### WHAT YOU SHOULD DO
Check every line of the entries for "content", and copy the lines that hold it.

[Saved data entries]
Start of Block
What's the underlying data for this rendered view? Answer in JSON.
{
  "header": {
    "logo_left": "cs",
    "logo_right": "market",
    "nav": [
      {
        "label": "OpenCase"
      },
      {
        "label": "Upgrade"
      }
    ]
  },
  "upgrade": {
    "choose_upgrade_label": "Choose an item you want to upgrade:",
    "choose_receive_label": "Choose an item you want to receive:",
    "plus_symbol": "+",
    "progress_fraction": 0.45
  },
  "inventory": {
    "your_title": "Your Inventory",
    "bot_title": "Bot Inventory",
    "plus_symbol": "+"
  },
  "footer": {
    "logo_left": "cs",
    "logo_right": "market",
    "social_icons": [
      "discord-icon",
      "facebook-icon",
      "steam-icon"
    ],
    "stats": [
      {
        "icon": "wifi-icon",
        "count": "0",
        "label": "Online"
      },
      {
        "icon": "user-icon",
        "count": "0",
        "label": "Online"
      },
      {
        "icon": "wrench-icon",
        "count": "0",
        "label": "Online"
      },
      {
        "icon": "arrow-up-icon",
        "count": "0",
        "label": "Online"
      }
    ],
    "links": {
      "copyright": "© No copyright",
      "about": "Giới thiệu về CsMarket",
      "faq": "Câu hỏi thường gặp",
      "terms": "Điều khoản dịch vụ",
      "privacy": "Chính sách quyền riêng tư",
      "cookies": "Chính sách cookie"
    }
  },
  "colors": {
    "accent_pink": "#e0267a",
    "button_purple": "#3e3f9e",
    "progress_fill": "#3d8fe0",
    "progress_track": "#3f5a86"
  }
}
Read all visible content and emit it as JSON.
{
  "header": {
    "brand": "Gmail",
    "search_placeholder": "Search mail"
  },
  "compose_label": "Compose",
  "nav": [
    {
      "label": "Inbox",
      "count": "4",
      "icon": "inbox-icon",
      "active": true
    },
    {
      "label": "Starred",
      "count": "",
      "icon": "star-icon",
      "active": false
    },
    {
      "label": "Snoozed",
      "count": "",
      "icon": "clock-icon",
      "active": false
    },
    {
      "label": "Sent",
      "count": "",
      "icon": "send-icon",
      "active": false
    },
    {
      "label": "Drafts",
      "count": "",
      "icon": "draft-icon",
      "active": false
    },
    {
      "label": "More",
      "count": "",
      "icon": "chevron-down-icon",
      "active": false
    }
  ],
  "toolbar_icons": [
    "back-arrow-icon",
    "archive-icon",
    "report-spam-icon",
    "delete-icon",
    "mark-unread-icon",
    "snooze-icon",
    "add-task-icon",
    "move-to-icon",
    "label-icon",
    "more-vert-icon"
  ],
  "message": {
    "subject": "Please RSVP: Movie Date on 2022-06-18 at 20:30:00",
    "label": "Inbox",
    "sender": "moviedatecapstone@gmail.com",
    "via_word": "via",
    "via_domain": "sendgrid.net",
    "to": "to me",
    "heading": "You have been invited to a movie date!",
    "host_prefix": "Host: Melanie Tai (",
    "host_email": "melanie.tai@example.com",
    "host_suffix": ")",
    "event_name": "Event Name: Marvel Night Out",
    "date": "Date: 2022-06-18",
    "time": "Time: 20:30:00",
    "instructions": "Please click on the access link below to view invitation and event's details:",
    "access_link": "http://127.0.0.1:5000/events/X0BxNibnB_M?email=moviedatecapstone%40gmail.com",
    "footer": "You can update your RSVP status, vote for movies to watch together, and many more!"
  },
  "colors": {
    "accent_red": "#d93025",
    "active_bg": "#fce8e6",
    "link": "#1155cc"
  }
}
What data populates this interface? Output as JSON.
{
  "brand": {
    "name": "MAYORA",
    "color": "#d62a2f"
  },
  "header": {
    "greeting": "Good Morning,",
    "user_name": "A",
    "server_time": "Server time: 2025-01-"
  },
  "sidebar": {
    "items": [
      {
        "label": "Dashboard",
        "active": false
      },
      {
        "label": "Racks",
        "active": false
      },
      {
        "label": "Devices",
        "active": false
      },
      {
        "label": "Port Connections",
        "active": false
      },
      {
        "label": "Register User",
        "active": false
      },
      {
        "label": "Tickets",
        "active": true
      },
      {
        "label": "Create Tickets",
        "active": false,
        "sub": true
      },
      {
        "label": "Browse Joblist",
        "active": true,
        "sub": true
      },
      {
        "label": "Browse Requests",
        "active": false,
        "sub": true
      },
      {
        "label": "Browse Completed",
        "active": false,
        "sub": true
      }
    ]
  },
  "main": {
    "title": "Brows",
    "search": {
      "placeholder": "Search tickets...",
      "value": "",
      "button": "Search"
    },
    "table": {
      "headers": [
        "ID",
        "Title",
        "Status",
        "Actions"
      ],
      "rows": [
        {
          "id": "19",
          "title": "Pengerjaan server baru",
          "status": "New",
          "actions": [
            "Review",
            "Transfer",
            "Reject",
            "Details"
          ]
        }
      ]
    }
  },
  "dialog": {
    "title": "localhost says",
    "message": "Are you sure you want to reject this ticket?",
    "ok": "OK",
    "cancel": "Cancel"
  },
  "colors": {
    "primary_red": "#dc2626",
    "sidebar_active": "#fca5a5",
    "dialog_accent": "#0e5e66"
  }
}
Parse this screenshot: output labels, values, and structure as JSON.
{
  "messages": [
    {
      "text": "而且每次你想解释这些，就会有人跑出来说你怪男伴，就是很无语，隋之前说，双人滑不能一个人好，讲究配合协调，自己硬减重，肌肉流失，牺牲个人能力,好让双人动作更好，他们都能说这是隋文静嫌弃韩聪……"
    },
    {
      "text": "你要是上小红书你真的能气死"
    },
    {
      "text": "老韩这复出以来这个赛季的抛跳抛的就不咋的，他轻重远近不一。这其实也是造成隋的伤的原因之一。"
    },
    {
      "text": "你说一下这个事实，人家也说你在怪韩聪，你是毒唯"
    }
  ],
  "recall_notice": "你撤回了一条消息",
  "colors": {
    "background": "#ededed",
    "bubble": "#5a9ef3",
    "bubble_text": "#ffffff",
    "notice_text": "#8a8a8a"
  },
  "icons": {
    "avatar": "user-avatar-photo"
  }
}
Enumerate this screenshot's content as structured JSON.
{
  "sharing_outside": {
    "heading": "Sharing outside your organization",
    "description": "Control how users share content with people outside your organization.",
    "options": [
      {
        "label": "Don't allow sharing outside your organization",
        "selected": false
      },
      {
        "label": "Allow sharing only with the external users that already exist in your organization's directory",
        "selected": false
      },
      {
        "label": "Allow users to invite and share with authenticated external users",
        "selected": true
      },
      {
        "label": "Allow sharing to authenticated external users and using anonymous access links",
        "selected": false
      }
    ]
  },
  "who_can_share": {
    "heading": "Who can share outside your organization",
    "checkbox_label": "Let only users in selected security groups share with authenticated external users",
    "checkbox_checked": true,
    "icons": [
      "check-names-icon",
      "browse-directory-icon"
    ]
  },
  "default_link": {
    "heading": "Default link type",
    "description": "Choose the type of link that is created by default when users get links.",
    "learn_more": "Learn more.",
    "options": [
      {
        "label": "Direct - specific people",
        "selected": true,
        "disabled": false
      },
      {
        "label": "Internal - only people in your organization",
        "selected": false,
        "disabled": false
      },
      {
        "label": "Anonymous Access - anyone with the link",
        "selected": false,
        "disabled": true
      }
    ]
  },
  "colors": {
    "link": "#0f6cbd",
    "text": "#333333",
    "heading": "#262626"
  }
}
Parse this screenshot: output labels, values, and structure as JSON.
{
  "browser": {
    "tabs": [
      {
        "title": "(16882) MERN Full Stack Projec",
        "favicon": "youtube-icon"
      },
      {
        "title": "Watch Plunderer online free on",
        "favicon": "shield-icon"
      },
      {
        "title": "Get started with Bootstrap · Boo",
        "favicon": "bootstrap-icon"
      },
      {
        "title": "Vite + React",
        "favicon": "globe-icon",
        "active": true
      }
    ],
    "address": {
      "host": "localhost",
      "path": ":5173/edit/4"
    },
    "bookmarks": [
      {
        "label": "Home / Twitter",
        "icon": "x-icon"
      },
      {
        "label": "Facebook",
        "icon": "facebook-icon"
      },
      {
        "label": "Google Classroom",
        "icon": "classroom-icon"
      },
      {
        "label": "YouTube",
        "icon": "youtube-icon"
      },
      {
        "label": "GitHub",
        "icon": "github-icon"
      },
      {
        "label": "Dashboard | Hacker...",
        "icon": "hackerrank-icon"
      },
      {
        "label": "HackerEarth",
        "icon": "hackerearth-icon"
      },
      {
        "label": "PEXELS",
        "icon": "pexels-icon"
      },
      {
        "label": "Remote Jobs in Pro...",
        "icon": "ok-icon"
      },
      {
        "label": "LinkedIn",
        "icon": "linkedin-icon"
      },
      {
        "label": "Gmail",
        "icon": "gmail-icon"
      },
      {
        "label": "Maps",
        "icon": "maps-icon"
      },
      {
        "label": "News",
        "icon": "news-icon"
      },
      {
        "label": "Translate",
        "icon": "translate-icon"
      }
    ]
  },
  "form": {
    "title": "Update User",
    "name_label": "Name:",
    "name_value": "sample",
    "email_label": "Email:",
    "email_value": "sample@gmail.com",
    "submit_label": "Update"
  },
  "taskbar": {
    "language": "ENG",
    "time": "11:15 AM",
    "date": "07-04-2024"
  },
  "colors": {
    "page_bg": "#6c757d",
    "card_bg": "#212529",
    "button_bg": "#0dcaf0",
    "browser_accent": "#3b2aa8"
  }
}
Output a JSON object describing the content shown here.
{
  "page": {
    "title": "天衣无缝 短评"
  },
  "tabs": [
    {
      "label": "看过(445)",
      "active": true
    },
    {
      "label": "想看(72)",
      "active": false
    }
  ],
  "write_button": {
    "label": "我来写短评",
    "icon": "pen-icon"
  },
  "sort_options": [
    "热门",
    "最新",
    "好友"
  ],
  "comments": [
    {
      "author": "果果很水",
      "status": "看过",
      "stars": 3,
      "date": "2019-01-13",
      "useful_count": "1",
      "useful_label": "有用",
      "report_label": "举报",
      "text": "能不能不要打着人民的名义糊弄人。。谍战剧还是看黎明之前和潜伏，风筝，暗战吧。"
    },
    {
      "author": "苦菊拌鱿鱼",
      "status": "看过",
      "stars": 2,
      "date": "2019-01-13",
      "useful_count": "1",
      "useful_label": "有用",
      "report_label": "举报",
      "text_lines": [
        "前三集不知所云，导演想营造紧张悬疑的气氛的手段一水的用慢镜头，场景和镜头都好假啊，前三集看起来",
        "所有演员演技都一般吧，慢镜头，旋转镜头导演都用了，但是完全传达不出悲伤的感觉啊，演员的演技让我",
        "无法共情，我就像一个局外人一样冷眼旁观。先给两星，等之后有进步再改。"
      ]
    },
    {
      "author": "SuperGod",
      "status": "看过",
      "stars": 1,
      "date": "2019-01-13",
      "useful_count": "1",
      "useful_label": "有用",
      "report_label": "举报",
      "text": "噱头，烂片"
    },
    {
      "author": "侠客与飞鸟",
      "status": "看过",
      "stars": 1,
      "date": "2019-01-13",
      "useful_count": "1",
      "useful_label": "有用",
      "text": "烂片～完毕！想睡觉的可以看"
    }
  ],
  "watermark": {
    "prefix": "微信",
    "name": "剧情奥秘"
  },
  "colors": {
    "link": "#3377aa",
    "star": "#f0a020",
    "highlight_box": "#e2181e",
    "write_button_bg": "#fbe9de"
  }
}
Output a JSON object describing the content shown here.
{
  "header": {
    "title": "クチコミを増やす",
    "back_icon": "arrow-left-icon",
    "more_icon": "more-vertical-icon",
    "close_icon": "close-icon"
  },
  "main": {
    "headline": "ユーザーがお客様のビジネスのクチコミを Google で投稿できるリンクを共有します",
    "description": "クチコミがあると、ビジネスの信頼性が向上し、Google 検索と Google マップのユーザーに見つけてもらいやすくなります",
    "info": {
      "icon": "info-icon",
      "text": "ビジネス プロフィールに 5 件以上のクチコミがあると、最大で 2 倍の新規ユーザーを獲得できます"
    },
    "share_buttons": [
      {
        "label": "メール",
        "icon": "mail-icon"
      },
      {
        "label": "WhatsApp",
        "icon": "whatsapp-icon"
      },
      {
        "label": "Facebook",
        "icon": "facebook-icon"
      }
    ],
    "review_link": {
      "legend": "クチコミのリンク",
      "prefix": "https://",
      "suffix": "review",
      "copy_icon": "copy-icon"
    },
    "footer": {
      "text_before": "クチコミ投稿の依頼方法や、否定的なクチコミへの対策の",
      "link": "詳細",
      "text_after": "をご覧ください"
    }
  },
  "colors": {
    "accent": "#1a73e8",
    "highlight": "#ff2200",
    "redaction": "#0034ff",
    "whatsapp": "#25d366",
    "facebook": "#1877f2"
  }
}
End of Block
### FINAL ANSWER
Read all visible content and emit it as JSON.
Enumerate this screenshot's content as structured JSON.
    "description": "Control how users share content with people outside your organization.",
Output a JSON object describing the content shown here.
Output a JSON object describing the content shown here.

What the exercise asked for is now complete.